When I got married I would drag my husband down to our local Forest Service Ranger Station to purchase a tree tag, and we’d go on the annual tree hunt whenever possible.
We always enjoyed ourselves. The fresh blanket of snow, clean mountain air, and sharp smell of tree sap on our fingers made up for our wet pants and frozen toes.
That was before the great shift happened. One particularly snowy Christmas tree hunt, I found the perfect tree, a white fir that stood around 7 feet tall and was coated in a fresh dusting of glittering snow. The branches were full and perfectly spaced and begged to be adorned with ornaments. My husband took a saw to its base and it happened. I felt guilty – stone-in-the-pit-of-my-stomach guilty. I was depriving a tree of its full, majestic life. Normally it would still be looking out over the forest long after I was gone, but I had killed it for my holiday celebration. We took it home, but the holiday just wasn’t the same, and every Thanksgiving since I’ve made sure my weekend held no room for the family tree hunt.
I’ve recently had a change of heart. While browsing the Living With Fire website (LivingWithFire.info), I came across a fact sheet that articulates the benefits of tree thinning. While one part of the paper addresses tree thinning around the home (good information for people with big trees on their properties), the other part addresses forest health. There were a lot of points to sell me on the idea of tree thinning, but there was one that stood out in particular: tree thinning is helpful for reducing wildfire threat. Thinner tree stands means less fuel so that a fire won’t burn so intensely. It also means that fire will stay closer to the ground so that the big, healthy trees won’t catch easily. Read the paper here.
Understanding how Christmas tree cutting allows predetermined areas to be thinned for the betterment of the forest has eased my guilty conscience greatly.
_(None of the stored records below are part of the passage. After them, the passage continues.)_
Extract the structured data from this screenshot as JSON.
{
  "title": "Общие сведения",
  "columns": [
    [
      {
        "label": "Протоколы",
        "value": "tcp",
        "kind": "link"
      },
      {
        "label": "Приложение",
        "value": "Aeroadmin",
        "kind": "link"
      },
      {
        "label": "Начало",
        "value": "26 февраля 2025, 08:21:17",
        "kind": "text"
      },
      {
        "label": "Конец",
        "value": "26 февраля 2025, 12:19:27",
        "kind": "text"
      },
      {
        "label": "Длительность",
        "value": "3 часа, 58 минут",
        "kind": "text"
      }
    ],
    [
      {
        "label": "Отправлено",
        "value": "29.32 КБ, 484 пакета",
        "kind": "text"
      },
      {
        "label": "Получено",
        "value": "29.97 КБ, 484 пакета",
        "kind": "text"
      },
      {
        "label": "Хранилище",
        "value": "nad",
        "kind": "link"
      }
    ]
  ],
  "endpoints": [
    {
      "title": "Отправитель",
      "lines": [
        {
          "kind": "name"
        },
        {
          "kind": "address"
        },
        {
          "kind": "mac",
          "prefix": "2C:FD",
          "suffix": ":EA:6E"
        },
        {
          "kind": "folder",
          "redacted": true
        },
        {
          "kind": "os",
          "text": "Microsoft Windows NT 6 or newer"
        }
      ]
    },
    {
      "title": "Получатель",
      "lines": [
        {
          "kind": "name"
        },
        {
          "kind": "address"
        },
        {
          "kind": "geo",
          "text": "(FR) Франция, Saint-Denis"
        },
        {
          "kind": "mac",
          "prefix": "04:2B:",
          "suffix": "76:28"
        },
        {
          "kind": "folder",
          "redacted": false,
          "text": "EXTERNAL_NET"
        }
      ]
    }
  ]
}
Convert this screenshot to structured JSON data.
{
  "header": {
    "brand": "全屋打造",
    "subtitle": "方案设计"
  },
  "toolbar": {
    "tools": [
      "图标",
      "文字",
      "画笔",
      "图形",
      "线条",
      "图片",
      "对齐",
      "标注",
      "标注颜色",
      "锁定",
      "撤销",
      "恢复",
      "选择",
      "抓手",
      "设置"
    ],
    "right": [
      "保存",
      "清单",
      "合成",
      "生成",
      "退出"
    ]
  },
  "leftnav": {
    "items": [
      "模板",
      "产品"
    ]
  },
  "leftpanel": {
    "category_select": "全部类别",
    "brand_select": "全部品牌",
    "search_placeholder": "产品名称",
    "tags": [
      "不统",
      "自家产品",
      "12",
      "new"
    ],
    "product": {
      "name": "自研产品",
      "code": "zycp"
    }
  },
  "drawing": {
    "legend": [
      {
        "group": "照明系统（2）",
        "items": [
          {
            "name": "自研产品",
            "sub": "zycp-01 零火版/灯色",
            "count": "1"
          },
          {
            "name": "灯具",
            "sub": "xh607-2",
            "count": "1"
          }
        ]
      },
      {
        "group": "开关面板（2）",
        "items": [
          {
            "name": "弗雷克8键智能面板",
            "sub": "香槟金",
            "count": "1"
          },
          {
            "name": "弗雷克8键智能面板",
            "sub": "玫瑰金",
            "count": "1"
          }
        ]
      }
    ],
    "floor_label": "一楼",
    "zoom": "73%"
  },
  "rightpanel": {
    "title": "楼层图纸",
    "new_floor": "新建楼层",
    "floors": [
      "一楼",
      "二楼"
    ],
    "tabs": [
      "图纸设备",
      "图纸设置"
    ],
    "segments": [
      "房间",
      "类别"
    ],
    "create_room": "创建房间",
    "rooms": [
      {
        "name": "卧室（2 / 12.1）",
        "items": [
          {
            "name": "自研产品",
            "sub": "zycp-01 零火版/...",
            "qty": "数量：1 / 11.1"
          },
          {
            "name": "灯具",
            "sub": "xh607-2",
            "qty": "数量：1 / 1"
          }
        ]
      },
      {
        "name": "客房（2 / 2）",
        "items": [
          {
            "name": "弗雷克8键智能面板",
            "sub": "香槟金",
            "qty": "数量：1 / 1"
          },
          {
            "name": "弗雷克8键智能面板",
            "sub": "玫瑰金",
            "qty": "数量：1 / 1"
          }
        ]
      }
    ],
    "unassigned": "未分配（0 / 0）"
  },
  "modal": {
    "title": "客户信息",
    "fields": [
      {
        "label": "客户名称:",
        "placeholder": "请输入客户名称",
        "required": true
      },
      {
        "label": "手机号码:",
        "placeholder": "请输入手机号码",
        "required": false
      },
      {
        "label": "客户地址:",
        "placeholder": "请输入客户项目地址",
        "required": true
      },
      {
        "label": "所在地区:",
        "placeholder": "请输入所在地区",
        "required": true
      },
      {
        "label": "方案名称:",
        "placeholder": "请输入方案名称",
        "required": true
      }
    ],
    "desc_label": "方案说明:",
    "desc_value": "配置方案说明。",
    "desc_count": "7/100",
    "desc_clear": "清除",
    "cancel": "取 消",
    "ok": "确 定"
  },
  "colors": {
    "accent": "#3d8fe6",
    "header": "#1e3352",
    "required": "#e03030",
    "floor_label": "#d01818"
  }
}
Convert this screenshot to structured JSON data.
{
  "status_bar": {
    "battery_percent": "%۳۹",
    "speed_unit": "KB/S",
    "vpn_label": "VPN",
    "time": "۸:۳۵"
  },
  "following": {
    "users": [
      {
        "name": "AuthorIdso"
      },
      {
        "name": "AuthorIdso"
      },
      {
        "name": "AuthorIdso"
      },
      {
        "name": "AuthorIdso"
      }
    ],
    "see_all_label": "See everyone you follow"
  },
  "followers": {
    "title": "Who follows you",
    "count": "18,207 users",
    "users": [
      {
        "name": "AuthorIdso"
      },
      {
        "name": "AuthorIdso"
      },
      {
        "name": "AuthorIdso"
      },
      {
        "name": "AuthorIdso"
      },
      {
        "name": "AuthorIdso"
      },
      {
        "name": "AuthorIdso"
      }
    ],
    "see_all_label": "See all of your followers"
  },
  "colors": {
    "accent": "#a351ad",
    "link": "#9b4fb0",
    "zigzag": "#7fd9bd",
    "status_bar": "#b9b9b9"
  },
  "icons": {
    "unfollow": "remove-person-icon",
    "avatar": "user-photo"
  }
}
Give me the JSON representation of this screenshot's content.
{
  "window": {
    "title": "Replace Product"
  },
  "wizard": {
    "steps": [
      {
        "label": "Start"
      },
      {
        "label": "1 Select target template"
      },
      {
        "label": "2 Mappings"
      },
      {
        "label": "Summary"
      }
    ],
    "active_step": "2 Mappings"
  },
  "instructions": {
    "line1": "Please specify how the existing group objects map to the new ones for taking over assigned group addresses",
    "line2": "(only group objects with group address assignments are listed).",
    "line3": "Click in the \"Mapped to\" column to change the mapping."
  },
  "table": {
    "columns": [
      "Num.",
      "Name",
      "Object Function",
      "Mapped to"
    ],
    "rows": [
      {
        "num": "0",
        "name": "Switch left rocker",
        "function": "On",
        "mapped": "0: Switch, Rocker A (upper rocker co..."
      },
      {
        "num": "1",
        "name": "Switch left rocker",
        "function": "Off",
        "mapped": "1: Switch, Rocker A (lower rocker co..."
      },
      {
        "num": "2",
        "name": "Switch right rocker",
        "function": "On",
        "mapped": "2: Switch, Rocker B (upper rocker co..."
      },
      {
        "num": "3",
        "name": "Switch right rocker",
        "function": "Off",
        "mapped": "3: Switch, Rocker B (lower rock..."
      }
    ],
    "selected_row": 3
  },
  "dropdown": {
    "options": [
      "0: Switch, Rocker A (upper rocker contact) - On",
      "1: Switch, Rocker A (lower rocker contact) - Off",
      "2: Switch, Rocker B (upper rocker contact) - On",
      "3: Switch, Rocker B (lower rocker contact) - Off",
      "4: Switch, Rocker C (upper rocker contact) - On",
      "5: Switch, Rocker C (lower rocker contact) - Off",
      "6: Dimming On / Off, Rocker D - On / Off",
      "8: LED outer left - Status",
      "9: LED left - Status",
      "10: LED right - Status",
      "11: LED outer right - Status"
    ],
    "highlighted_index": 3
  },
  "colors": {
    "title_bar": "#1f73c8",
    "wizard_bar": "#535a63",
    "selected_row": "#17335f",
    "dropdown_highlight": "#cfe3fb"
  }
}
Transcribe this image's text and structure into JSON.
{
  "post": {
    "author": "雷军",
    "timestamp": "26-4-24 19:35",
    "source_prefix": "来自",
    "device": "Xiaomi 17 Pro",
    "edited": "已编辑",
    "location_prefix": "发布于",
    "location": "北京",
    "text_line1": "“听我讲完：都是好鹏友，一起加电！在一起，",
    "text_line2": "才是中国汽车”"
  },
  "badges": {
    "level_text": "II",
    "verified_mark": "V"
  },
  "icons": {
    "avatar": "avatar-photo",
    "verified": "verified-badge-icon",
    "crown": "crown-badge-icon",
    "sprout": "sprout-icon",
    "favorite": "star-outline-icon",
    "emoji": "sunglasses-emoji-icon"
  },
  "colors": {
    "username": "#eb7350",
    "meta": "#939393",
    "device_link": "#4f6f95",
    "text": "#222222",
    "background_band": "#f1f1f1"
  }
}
This year’s tree hunt was one of my favorites yet. My tree is stunning, and the forest we left behind will be healthier and will hopefully fare better in a wildfire, thanks to our family tradition.